MAUNY, Sir WALTER, afterwards Lord de Manny (d. 1372). [See Manny.]

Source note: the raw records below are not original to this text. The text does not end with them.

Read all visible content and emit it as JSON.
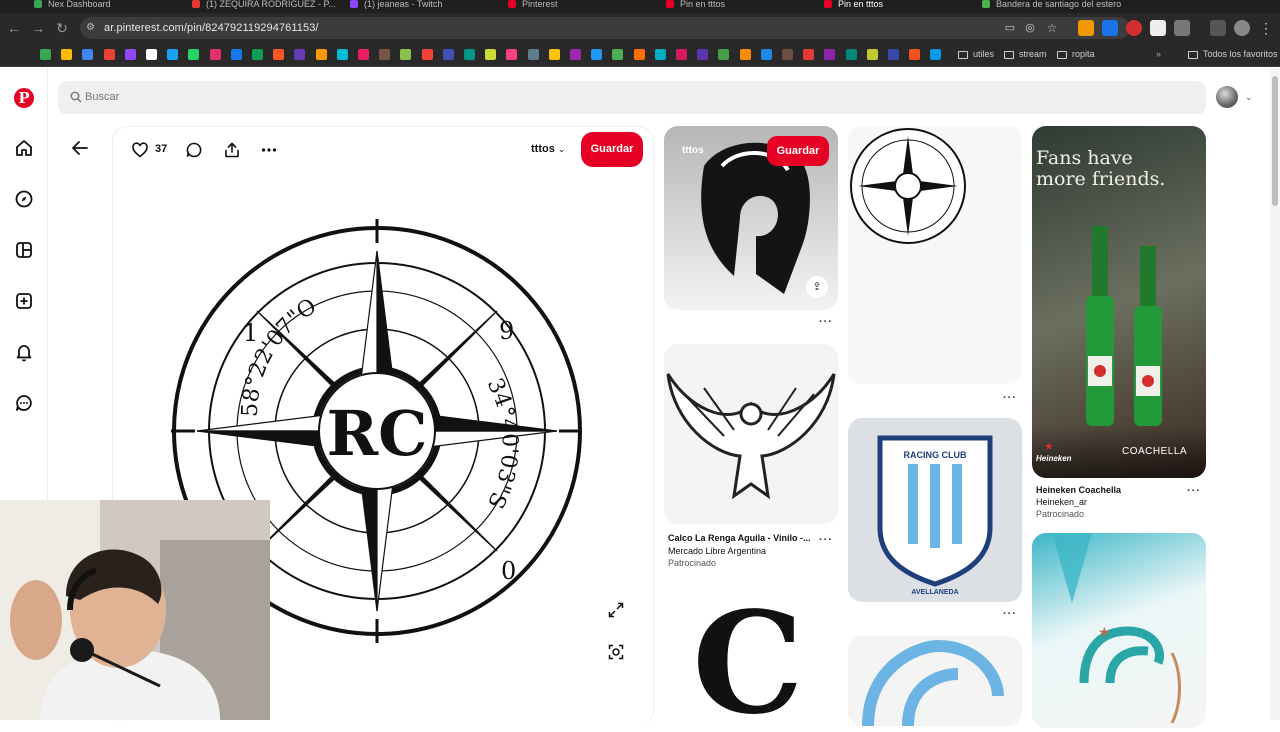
{
  "browser": {
    "tabs": [
      {
        "label": "Nex Dashboard",
        "color": "#34a853"
      },
      {
        "label": "(1) ZEQUIRA RODRIGUEZ - P...",
        "color": "#e53935"
      },
      {
        "label": "(1) jeaneas - Twitch",
        "color": "#9146ff"
      },
      {
        "label": "Pinterest",
        "color": "#e60023"
      },
      {
        "label": "Pin en tttos",
        "color": "#e60023"
      },
      {
        "label": "Pin en tttos",
        "color": "#e60023"
      },
      {
        "label": "Bandera de santiago del estero",
        "color": "#4caf50"
      }
    ],
    "url": "ar.pinterest.com/pin/824792119294761153/",
    "bookmark_folders": [
      "utiles",
      "stream",
      "ropita"
    ],
    "all_bookmarks": "Todos los favoritos"
  },
  "search": {
    "placeholder": "Buscar"
  },
  "pin": {
    "like_count": "37",
    "board_name": "tttos",
    "save_label": "Guardar",
    "image": {
      "top_left_digit": "1",
      "top_right_digit": "9",
      "bottom_right_digit": "0",
      "coord_top": "58°22'07\"O",
      "coord_bottom": "34°40'03\"S",
      "monogram": "RC"
    }
  },
  "grid": {
    "spartan": {
      "board": "tttos",
      "save_label": "Guardar"
    },
    "eagle": {
      "title": "Calco La Renga Aguila - Vinilo -...",
      "subtitle": "Mercado Libre Argentina",
      "promo": "Patrocinado"
    },
    "heineken": {
      "headline_1": "Fans have",
      "headline_2": "more friends.",
      "brand": "Heineken",
      "event": "COACHELLA",
      "title": "Heineken Coachella",
      "subtitle": "Heineken_ar",
      "promo": "Patrocinado"
    },
    "racing": {
      "line_1": "RACING CLUB",
      "line_2": "AVELLANEDA"
    }
  },
  "colors": {
    "brand": "#e60023",
    "racing_blue": "#6cb4e4"
  }
}
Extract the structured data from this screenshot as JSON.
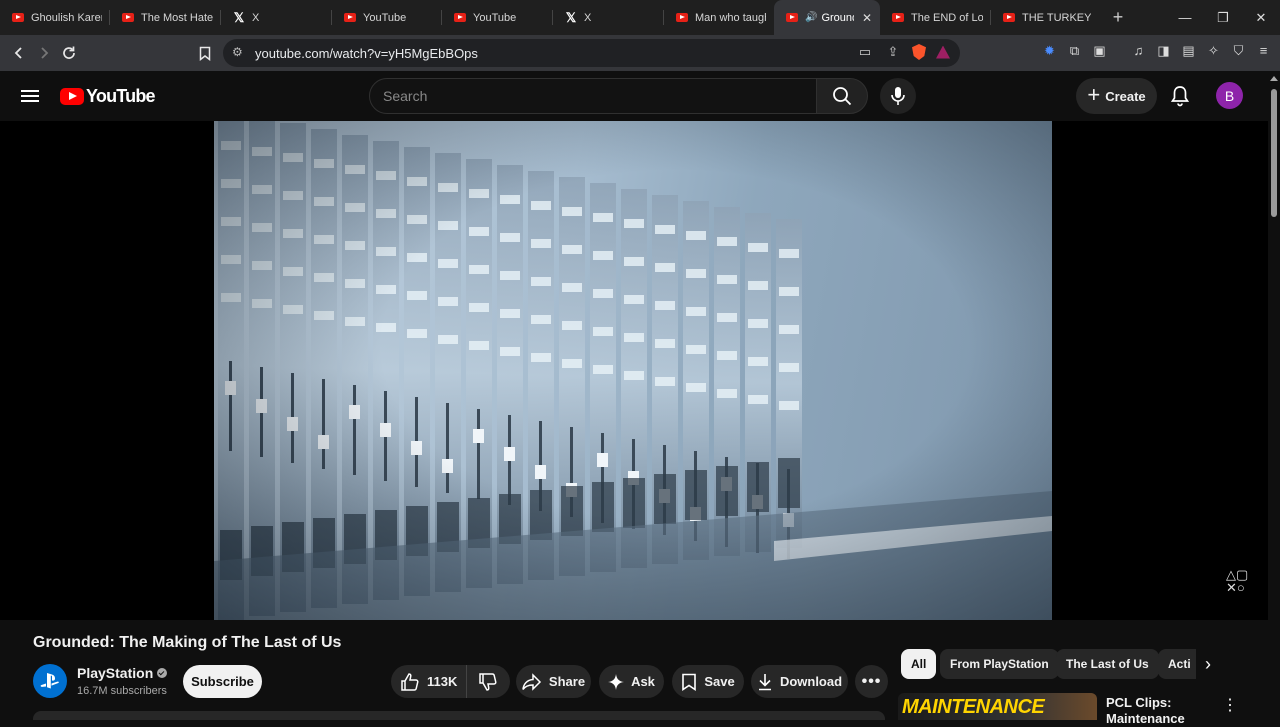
{
  "browser": {
    "tabs": [
      {
        "label": "Ghoulish Karen",
        "icon": "youtube-icon"
      },
      {
        "label": "The Most Hated",
        "icon": "youtube-icon"
      },
      {
        "label": "X",
        "icon": "x-icon"
      },
      {
        "label": "YouTube",
        "icon": "youtube-icon"
      },
      {
        "label": "YouTube",
        "icon": "youtube-icon"
      },
      {
        "label": "X",
        "icon": "x-icon"
      },
      {
        "label": "Man who taught",
        "icon": "youtube-icon"
      },
      {
        "label": "Grounde",
        "icon": "youtube-icon",
        "active": true
      },
      {
        "label": "The END of Lok",
        "icon": "youtube-icon"
      },
      {
        "label": "THE TURKEY TO",
        "icon": "youtube-icon"
      }
    ],
    "new_tab": "+",
    "url": "youtube.com/watch?v=yH5MgEbBOps"
  },
  "header": {
    "logo_text": "YouTube",
    "search_placeholder": "Search",
    "create_label": "Create",
    "avatar_letter": "B"
  },
  "video": {
    "title": "Grounded: The Making of The Last of Us",
    "channel": "PlayStation",
    "subscribers": "16.7M subscribers",
    "subscribe_label": "Subscribe",
    "likes": "113K",
    "actions": {
      "share": "Share",
      "ask": "Ask",
      "save": "Save",
      "download": "Download"
    }
  },
  "sidebar": {
    "chips": [
      "All",
      "From PlayStation",
      "The Last of Us",
      "Acti"
    ],
    "recommendation": {
      "thumb_text": "MAINTENANCE",
      "title": "PCL Clips: Maintenance"
    }
  },
  "colors": {
    "brand_red": "#ff0000",
    "avatar_purple": "#8e24aa",
    "background": "#0f0f0f"
  }
}
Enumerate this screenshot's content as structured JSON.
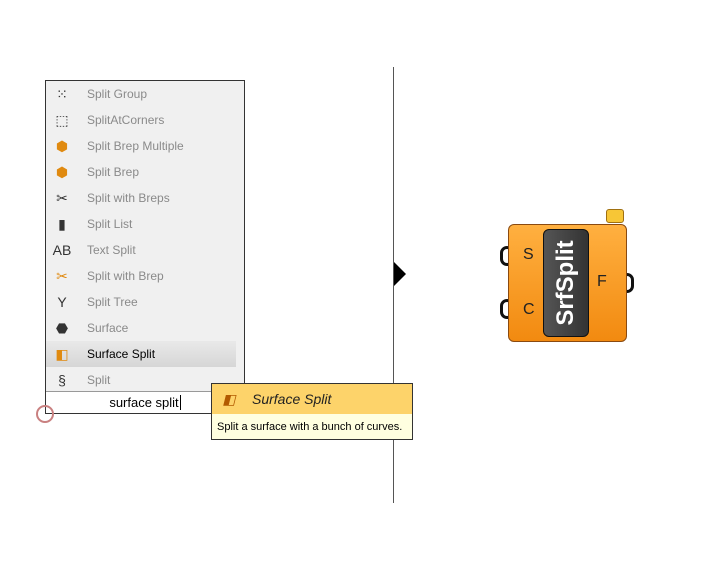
{
  "search_list": {
    "items": [
      {
        "label": "Split Group",
        "icon": "split-group-icon"
      },
      {
        "label": "SplitAtCorners",
        "icon": "split-at-corners-icon"
      },
      {
        "label": "Split Brep Multiple",
        "icon": "split-brep-multiple-icon"
      },
      {
        "label": "Split Brep",
        "icon": "split-brep-icon"
      },
      {
        "label": "Split with Breps",
        "icon": "split-with-breps-icon"
      },
      {
        "label": "Split List",
        "icon": "split-list-icon"
      },
      {
        "label": "Text Split",
        "icon": "text-split-icon"
      },
      {
        "label": "Split with Brep",
        "icon": "split-with-brep-icon"
      },
      {
        "label": "Split Tree",
        "icon": "split-tree-icon"
      },
      {
        "label": "Surface",
        "icon": "surface-icon"
      },
      {
        "label": "Surface Split",
        "icon": "surface-split-icon",
        "selected": true
      },
      {
        "label": "Split",
        "icon": "split-icon"
      }
    ],
    "search_value": "surface split"
  },
  "tooltip": {
    "title": "Surface Split",
    "description": "Split a surface with a bunch of curves."
  },
  "component": {
    "nickname": "SrfSplit",
    "inputs": [
      "S",
      "C"
    ],
    "outputs": [
      "F"
    ],
    "color": "#f5961e"
  }
}
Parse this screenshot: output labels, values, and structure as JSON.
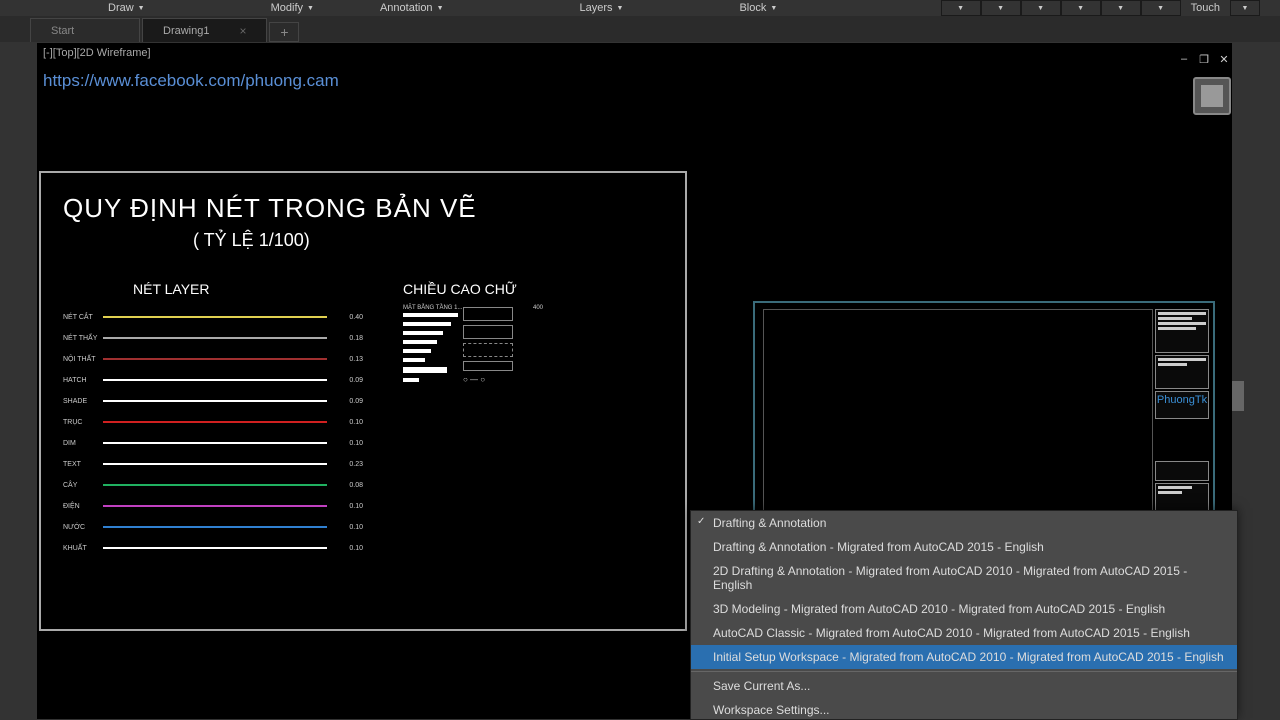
{
  "menu": {
    "draw": "Draw",
    "modify": "Modify",
    "annotation": "Annotation",
    "layers": "Layers",
    "block": "Block",
    "touch": "Touch"
  },
  "tabs": {
    "start": "Start",
    "drawing1": "Drawing1"
  },
  "view_label": "[-][Top][2D Wireframe]",
  "url": "https://www.facebook.com/phuong.cam",
  "drawing": {
    "title": "QUY ĐỊNH NÉT TRONG BẢN VẼ",
    "subtitle": "( TỶ LỆ 1/100)",
    "layer_heading": "NÉT LAYER",
    "text_heading": "CHIỀU CAO CHỮ",
    "layers": [
      {
        "name": "NÉT CẮT",
        "color": "#e0d050",
        "val": "0.40"
      },
      {
        "name": "NÉT THẤY",
        "color": "#aaaaaa",
        "val": "0.18"
      },
      {
        "name": "NỘI THẤT",
        "color": "#a03030",
        "val": "0.13"
      },
      {
        "name": "HATCH",
        "color": "#ffffff",
        "val": "0.09"
      },
      {
        "name": "SHADE",
        "color": "#ffffff",
        "val": "0.09"
      },
      {
        "name": "TRỤC",
        "color": "#d02020",
        "val": "0.10"
      },
      {
        "name": "DIM",
        "color": "#ffffff",
        "val": "0.10"
      },
      {
        "name": "TEXT",
        "color": "#ffffff",
        "val": "0.23"
      },
      {
        "name": "CÂY",
        "color": "#20b060",
        "val": "0.08"
      },
      {
        "name": "ĐIỆN",
        "color": "#c040c0",
        "val": "0.10"
      },
      {
        "name": "NƯỚC",
        "color": "#3080d0",
        "val": "0.10"
      },
      {
        "name": "KHUẤT",
        "color": "#ffffff",
        "val": "0.10"
      }
    ],
    "text_sample_label": "MẶT BẰNG TẦNG 1...",
    "text_sample_val": "400"
  },
  "preview_brand": "PhuongTk",
  "workspace_menu": {
    "items": [
      {
        "label": "Drafting & Annotation",
        "checked": true,
        "hl": false
      },
      {
        "label": "Drafting & Annotation - Migrated from AutoCAD 2015 - English",
        "checked": false,
        "hl": false
      },
      {
        "label": "2D Drafting & Annotation - Migrated from AutoCAD 2010 - Migrated from AutoCAD 2015 - English",
        "checked": false,
        "hl": false
      },
      {
        "label": "3D Modeling - Migrated from AutoCAD 2010 - Migrated from AutoCAD 2015 - English",
        "checked": false,
        "hl": false
      },
      {
        "label": "AutoCAD Classic - Migrated from AutoCAD 2010 - Migrated from AutoCAD 2015 - English",
        "checked": false,
        "hl": false
      },
      {
        "label": "Initial Setup Workspace - Migrated from AutoCAD 2010 - Migrated from AutoCAD 2015 - English",
        "checked": false,
        "hl": true
      }
    ],
    "save_as": "Save Current As...",
    "settings": "Workspace Settings..."
  }
}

MAURICE (d. 1107), bishop of London, chaplain and chancellor to William the Conqueror, was appointed by him to the see of London, vacated by the death of Hugh of Orival, at the memorable council held at Gloucester (Christmas 1085–6). At the same time two other royal chaplains, William Beaufeu [q. v.] and Robert de Limesey were appointed respectively to the sees of Thetford and Chester (Lichfield) (Symeon Dunelm. ii. 213). Maurice was consecrated by Lanfranc at Winchester, 5 April 1086, having been previously ordained priest by him at Chichester, 19 March (Epp. Lanfranc, p. 24). Maurice was an early friend of Ranulf Flambard (ib. p. 135), and his moral character was, like Flambard's, open to grave reproach. Sober with regard to other pleasures, according to William of Malmesbury, his fondness for the female sex was carried to an extent unbefitting a bishop. He excused his licentiousness as a medical prescription, essential to his health (Malmesbury, Gesta Pontiff. p. 145). He attended William Rufus's first court at Westminster at Christmas 1087 (Henry of Huntingdon, p. 211; Freeman, William Rufus, i. 19). In 1094 he had a controversy with Anselm as to his right as metropolitan to consecrate the newly built church of Harrow, in the diocese of London, which by the verdict of Wulfstan of Worcester, then ‘one and alone of the ancient fathers of the English,’ was decided in favour of the primate (Eadmer, p. 22; Anselmi Epp. iii. 19; Freeman, u. s. p. 440). In the absence of Anselm, Maurice, as the highest suffragan of his province, crowned Henry I at Westminster, 5 Aug. 1100 (Hoveden, i. 157; Henry of Huntingdon, p. 233; Orderic, p. 783 B; Freeman, ii. 350), and witnessed the charter he put forth (Stubbs, Select Charters, p. 98; Freeman, u. s. p. 358). He also attended the council at Westminster, 29 Sept. 1102, as one of Anselm's assessors (Malmesbury, p. 118; Symeon Dunelm. ii. 235). The chief work which signalised the episcopate of Maurice was the commencement of his ca-